Shopping at a street market is a way of life in France – and for a very good reason. Markets can be fun, colourful, traditional. And, you can find bargains and seasonal products made or grown locally that you can’t always get in the supermarkets.
Buying a locally produced foie gras or Saucisson from an artisan producer at the market is a great way to sample French gastronomic wonder. The sellers nearly always let you have a taste before you buy which is great for those who are just not sure about it.
If you’re compiling your essential list of what to do in France and you want to get a feel for the real French culture then a market is a great way to go about it. French people are obsessed with great food and you can easily get a taste for it too!
Where to find a street market in France
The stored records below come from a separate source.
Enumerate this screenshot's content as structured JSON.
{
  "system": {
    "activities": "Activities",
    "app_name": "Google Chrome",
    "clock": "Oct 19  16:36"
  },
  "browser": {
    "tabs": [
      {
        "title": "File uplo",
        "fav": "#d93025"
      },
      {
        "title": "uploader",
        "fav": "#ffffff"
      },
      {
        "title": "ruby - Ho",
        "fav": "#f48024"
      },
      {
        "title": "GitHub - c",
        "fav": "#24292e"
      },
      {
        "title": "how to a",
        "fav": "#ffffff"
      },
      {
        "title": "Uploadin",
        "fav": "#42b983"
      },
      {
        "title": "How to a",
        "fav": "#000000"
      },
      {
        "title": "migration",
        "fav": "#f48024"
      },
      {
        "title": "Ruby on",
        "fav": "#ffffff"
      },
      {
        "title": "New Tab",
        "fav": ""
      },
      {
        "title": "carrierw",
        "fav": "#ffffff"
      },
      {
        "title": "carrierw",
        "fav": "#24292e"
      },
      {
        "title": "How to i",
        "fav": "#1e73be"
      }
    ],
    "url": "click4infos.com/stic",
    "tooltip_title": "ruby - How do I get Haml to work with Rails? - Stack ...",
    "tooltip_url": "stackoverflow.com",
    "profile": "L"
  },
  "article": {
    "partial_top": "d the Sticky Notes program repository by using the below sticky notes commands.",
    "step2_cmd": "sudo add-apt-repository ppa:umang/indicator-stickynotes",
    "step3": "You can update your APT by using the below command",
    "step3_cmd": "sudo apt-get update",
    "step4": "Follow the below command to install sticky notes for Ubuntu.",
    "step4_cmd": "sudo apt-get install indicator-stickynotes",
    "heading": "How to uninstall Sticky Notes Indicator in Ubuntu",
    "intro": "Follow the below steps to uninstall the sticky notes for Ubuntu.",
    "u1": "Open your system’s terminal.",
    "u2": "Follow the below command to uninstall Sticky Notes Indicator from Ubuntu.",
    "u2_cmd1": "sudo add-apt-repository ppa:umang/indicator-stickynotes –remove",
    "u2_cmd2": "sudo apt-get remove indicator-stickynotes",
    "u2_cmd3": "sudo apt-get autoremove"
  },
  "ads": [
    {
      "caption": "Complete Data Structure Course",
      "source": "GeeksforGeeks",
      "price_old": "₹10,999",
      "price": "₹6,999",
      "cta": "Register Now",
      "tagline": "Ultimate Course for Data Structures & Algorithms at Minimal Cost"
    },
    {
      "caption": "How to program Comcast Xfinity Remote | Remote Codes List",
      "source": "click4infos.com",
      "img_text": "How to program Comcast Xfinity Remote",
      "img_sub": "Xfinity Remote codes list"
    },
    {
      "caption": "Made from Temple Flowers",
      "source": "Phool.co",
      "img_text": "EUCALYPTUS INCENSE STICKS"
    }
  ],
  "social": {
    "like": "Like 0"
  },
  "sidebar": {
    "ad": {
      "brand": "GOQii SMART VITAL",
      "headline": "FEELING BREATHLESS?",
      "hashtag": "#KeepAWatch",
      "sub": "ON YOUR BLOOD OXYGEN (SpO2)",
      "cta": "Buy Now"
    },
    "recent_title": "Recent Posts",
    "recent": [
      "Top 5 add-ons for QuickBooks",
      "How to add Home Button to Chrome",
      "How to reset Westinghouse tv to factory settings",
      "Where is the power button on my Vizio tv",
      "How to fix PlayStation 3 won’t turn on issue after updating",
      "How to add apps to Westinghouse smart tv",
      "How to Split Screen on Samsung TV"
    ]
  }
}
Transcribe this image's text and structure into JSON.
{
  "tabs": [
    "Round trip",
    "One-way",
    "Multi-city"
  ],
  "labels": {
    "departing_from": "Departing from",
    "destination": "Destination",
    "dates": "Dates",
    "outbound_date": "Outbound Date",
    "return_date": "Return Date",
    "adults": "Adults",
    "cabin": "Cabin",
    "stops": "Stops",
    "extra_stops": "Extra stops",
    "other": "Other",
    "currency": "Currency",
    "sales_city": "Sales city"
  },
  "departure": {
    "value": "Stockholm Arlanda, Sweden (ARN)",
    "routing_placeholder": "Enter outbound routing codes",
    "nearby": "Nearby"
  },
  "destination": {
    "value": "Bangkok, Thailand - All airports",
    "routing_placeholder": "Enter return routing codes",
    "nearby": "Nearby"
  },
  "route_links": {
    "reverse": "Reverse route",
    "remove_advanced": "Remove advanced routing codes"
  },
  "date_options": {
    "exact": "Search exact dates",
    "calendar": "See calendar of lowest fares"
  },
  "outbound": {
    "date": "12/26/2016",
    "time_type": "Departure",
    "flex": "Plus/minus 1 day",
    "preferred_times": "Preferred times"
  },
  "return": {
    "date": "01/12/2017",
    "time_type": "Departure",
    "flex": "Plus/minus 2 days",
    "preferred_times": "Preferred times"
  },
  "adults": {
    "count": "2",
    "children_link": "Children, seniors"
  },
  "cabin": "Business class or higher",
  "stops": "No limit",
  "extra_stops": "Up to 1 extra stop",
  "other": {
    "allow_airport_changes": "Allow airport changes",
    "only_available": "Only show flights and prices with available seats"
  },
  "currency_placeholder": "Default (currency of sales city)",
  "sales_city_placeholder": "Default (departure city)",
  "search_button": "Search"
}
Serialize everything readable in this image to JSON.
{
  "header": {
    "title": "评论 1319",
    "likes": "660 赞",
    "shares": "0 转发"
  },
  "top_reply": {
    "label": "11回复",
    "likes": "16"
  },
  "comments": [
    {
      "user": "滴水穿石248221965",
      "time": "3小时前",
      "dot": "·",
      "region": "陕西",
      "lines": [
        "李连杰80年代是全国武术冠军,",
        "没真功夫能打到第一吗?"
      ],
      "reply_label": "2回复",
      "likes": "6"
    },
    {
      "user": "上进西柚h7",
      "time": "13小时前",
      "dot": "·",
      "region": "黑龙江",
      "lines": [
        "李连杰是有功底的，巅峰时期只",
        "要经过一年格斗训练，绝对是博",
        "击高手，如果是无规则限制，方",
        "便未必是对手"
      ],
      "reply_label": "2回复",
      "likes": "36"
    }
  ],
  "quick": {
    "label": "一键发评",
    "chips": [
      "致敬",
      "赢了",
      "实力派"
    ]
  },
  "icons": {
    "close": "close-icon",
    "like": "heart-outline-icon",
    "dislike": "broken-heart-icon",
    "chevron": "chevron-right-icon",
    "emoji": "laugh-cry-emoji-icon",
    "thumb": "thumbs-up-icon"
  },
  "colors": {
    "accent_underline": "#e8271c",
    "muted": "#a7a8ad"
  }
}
In almost every area of France you will find a street market pretty much every day of the week in one town or another. They vary in size from the tiny markets aimed at local housewives in pretty much every small village to the huge weekly markets where you’ll find hundreds of stalls selling just about everything!
French website Marches de France has a helpful market locator for the whole of France.
Most markets operate in the morning, opening around 8.00 a.m. – 9.00 a.m. And generally the stalls are closing or closed by about 13.00. Some stalls are very professional. Others are home growers keen to offload their surplus goods – veg, jam, handmade butter or cheese etc. You can generally find food stalls that will provide you with a take away lunch to have after your visit.
It’s a good idea to take a cool bag with you if the weather is warm and you’re buying fresh produce. Also take bags with you as most stall holders generally only provide flimsy bags. They’re not much good if you’re buying a few kilos of fresh fruit or veg.
We’ve put together a list of the main markets in Pas-de-Calais – great for day trippers from the UK. We’ve also tried to give you a flavour of what else there is to do in the town the market is in.
Its worth noting that the markets can change with the seasons. For instance the may be much bigger in the summer. There are also seasonal markets on occasion. Such as the famous Christmas markets and if that’s your interest you can read more about that in our French Christmas Markets page. And there are night time markets in the warmer months.
Don’t forget the second hand markets too – the braderies and brocantes, flea markets and antique markets for which France is famous.